Patients attack-free a year after receiving Intellia's hereditary angioedema CRISPR med

Patients with the inflammatory disorder hereditary angioedema who took Intellia Therapeutics’ CRISPR medicine have been attack free for a year or more after receiving just one dose.

The gene editing company has provided a bit more data on NTLA-2002, its second candidate to enter the clinic, providing a look at durability a year or more out from treatment in a presentation at the European Academy of Allergy and Clinical Immunology Hybrid Congress in Germany this weekend. NTLA-2002 is being tested in a phase 1/2 trial of patients with type I or II HAE, which is a rare inherited disorder that causes rapid swelling all over the body.

Intellia is presenting NTLA-2002 as a “functional cure” for the disorder and the latest updated interim results add more weight to the question of how long the single-dose treatment lasts.

Across the 10 patients in the study, a single dose led to a 95% mean reduction in monthly attack rate through the latest follow up, which had a February 17 cut off.

The study is looking at the safety, tolerability and pharmacokinetics of NTLA-2002. One measure is levels of plasma kallikrein protein, which is a serine protease known to be involved in many processes in the body, including blood coagulation and the classical complement pathway. Approved medicines for HAE inhibit this mechanism to try to address attacks as they happen or prevent them.

All patients who received a greater than 60% reduction of plasma kallikrein, which is nine of the patients, have remained attack-free following the 16-week observation period and through the latest follow up. Intellia said that the longest attack-free span observed so far is 13 months.

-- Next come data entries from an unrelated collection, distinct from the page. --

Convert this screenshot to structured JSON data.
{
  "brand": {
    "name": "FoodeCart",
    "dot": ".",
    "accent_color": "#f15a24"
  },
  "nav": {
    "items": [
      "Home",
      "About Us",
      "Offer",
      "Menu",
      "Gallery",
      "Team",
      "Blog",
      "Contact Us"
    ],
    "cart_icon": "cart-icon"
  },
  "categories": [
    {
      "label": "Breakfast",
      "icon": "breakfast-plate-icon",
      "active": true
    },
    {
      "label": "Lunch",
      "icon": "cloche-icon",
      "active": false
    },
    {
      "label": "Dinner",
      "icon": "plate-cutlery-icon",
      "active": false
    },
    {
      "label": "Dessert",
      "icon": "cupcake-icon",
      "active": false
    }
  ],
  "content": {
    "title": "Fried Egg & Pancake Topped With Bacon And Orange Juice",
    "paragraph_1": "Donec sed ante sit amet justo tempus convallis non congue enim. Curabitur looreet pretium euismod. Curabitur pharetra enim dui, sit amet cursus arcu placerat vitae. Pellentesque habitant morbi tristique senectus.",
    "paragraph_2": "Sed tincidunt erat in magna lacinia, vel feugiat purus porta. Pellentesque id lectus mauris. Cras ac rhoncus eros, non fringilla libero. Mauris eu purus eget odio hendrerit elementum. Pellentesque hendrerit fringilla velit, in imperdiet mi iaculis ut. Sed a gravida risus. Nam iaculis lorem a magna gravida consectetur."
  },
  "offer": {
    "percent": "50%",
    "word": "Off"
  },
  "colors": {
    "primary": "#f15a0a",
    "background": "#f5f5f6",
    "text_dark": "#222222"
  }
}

The single patient that did not achieve the 60% plasma kallikrein reduction, who received the lowest study dose, experienced a mild HAE attack with minor swelling in the hand following a sports injury. But that was after more than a year without an attack. The event did not require any medical intervention and the patient has not had an attack since.

“We are thrilled to see that the earliest-dosed patients are attack free for approximately a year or longer, with NTLA-2002 demonstrating a very favorable safety profile,” CEO John Leonard said in a statement. “These remarkable attack rate reductions have been consistent, even in patients with the most severe symptoms.”

Three of the patients who had the highest rate of attacks per month—one experiencing up to 16 or more—all became attack-free by the end of the 16-week primary observation period, and are still without attacks through the February cut off. The longest duration without an attack in this group is currently 11.5 months and counting.

Safety was consistent with earlier data drops, with only grade 1 events such as infusion-related reactions and fatigue.

Intellia is hoping that the CRISPR therapeutic, which is designed to inactivate the kallikrein B1 (KLKB1) gene, will be a one-and-done therapy for the disease.

Dosing has kicked off for the phase 2 portion of the study already, with completion of enrollment expected in the second half. The company previously reported plasma kallikrein reduction numbers, showing that NTLA-2002 reduced the biomarker and that patients were attack-free up to 10.6 months after receiving the therapy.